Prof. John M. MacKenzie
Author and Historian of Empire

   

Manchester University Press

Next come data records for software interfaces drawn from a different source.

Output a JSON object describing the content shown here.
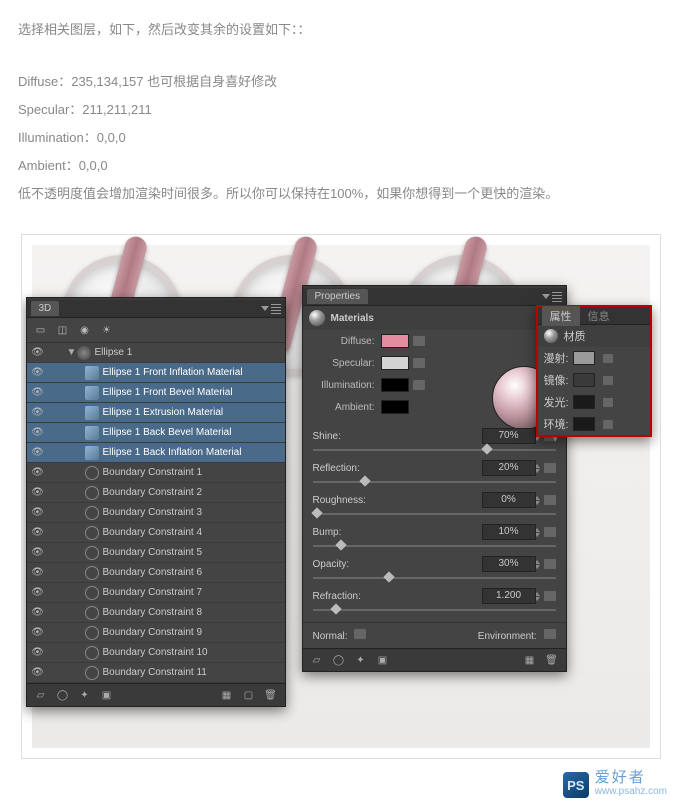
{
  "article": {
    "line1": "选择相关图层，如下，然后改变其余的设置如下：：",
    "diffuse": "Diffuse：235,134,157      也可根据自身喜好修改",
    "specular": "Specular：211,211,211",
    "illumination": "Illumination：0,0,0",
    "ambient": "Ambient：0,0,0",
    "note": "低不透明度值会增加渲染时间很多。所以你可以保持在100%，如果你想得到一个更快的渲染。"
  },
  "panel3d": {
    "title": "3D",
    "root": "Ellipse 1",
    "materials": [
      "Ellipse 1 Front Inflation Material",
      "Ellipse 1 Front Bevel Material",
      "Ellipse 1 Extrusion Material",
      "Ellipse 1 Back Bevel Material",
      "Ellipse 1 Back Inflation Material"
    ],
    "bounds": [
      "Boundary Constraint 1",
      "Boundary Constraint 2",
      "Boundary Constraint 3",
      "Boundary Constraint 4",
      "Boundary Constraint 5",
      "Boundary Constraint 6",
      "Boundary Constraint 7",
      "Boundary Constraint 8",
      "Boundary Constraint 9",
      "Boundary Constraint 10",
      "Boundary Constraint 11"
    ]
  },
  "props": {
    "title": "Properties",
    "section": "Materials",
    "labels": {
      "diffuse": "Diffuse:",
      "specular": "Specular:",
      "illumination": "Illumination:",
      "ambient": "Ambient:",
      "normal": "Normal:",
      "environment": "Environment:"
    },
    "colors": {
      "diffuse": "#e48da0",
      "specular": "#d3d3d3",
      "illumination": "#000000",
      "ambient": "#000000"
    },
    "sliders": [
      {
        "label": "Shine:",
        "value": "70%",
        "pos": 70
      },
      {
        "label": "Reflection:",
        "value": "20%",
        "pos": 20
      },
      {
        "label": "Roughness:",
        "value": "0%",
        "pos": 0
      },
      {
        "label": "Bump:",
        "value": "10%",
        "pos": 10
      },
      {
        "label": "Opacity:",
        "value": "30%",
        "pos": 30
      },
      {
        "label": "Refraction:",
        "value": "1.200",
        "pos": 8
      }
    ]
  },
  "propcn": {
    "tab1": "属性",
    "tab2": "信息",
    "section": "材质",
    "rows": [
      {
        "label": "漫射:",
        "color": "#9a9a9a"
      },
      {
        "label": "镜像:",
        "color": "#3a3a3a"
      },
      {
        "label": "发光:",
        "color": "#1a1a1a"
      },
      {
        "label": "环境:",
        "color": "#1a1a1a"
      }
    ]
  },
  "watermark": {
    "brand": "PS",
    "cn": "爱好者",
    "url": "www.psahz.com"
  }
}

Founding editor: John M. MacKenzie Current series editors:  Andrew Thompson, Professor of Global and Imperial History at Nuffield College, Oxford and Alan Lester, University of Sussex and LaTrobe University, Melbourne     

 

The Studies in Imperialism series was founded by John MacKenzie in 1984 to address the cultural history of empire. By 2016 it numbered more than 130 titles. The prime concern of the series remains the conviction that imperialism as a cultural phenomenon had as significant an effect on the dominant as on the subordinate societies. Cross-disciplinary work has appeared across the full spectrum of cultural phenomena, examining aspects of sex and gender, law, science, the environment, language and literature, migration, patriotic societies and much else. The series has always wished to present comparative work on American and European imperialism, and particularly welcomes the submission of books in these areas. The series continues to lead the way in encouraging the widest possible range of studies in the field. It always seeks to be at the cutting edge, responding to the current interests of scholars, and the needs of this ever- expanding area of historical research. Enquiries Enquiries/sales information regarding volumes in the MUP Studies in Imperialism series and other publications: Manchester University Press 176 Waterloo Place, The University of Manchester, Oxford Road, Manchester, M13 9GP United Kingdom Email: mup@manchester.ac.uk Tel.: +44 (0)161 275 2310 www.manchesteruniversitypress.co.uk
This book appraises the critical contribution of the Studies in Imperialism series to the writing of imperial histories as the series marked its 100th publication. Some of the most distinguished scholars writing today explore the major intellectual trends in Imperial history, with a particular focus on the cultural readings of empire that have flourished over the last generation. When the Studies in Imperialism series was founded, the discipline of Imperial history was at what was probably its lowest ebb. A quarter of a century on, there has been a tremendous broadening of the scope of what the study of empire encompasses. Essays in the volume consider ways in which the series and the wider historiography have sought to reconnect British and imperial histories; to lay bare the cultural expressions and registers of colonial power; and to explore the variety of experiences the home population derived from the empire.
Writing Imperial Histories, Andrew Thomson (ed.) MUP 2014
‘A fitting tribute to Professor MacKenzie's enormous contribution to modern imperial history. In the spirit of MacKenzie's expansive vision, this collection works both as a summation of his career and also as a stimulus to further research.’ Saul Dubow, Professor of History, Sussex University
Studies in imperialism